“Just going home over the Christmas break and having some talks with my family and agent,” Bertucci said. “Me, personally knowing that there was another level and another gear to my game, I just stepped it up in the second half.”
That success even led Bertucci to being named to Team Canada’s U18 team for the World Championship, winning a bronze medal. Although he didn’t register a point, he was probably the most consistent defenseman on a team that struggled within their own end. He even alluded to his IQ as his greatest strength, knowing when to pick his spots to attack but to play a reliable game in his own end.
Even with the jump, Bertucci didn’t focus too much on the standings and stuck to playing his game and prove his worth.
“I don’t try to focus on it. What I do use it for is motivation and a little more fuel to the fire just to prove people wrong and climb those rankings.”
For Lardis, Barkey and Bertucci, they tend to not focus on the low rank for a long period of time.

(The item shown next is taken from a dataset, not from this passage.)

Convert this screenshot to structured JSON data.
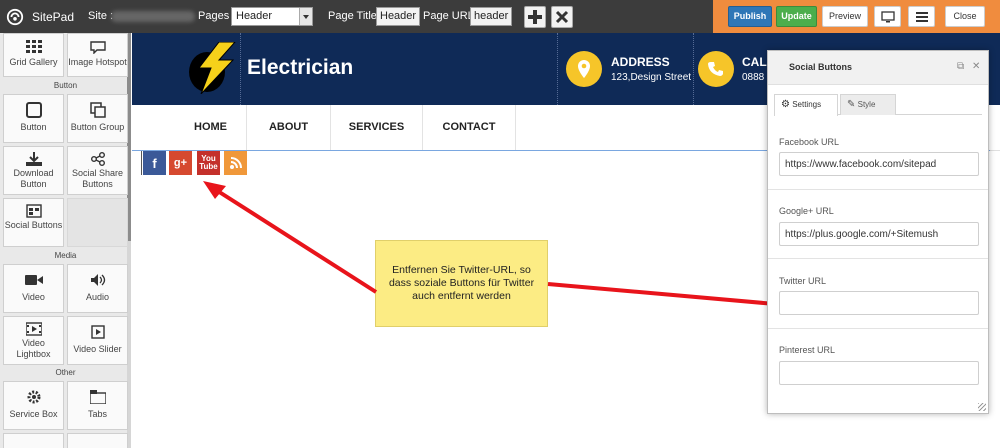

Instead, they took note of it and let their play speak for themselves to put them on the radar of NHL teams.
A low rank doesn’t mean the end for a prospect. As distracting as it can be, it makes prospects even more motivated to jump up and surprise many in the junior hockey world. It didn’t let that bother them as they had productive stretches when it mattered the most. In the end, it definitely made them more noticeable heading into the NHL Draft.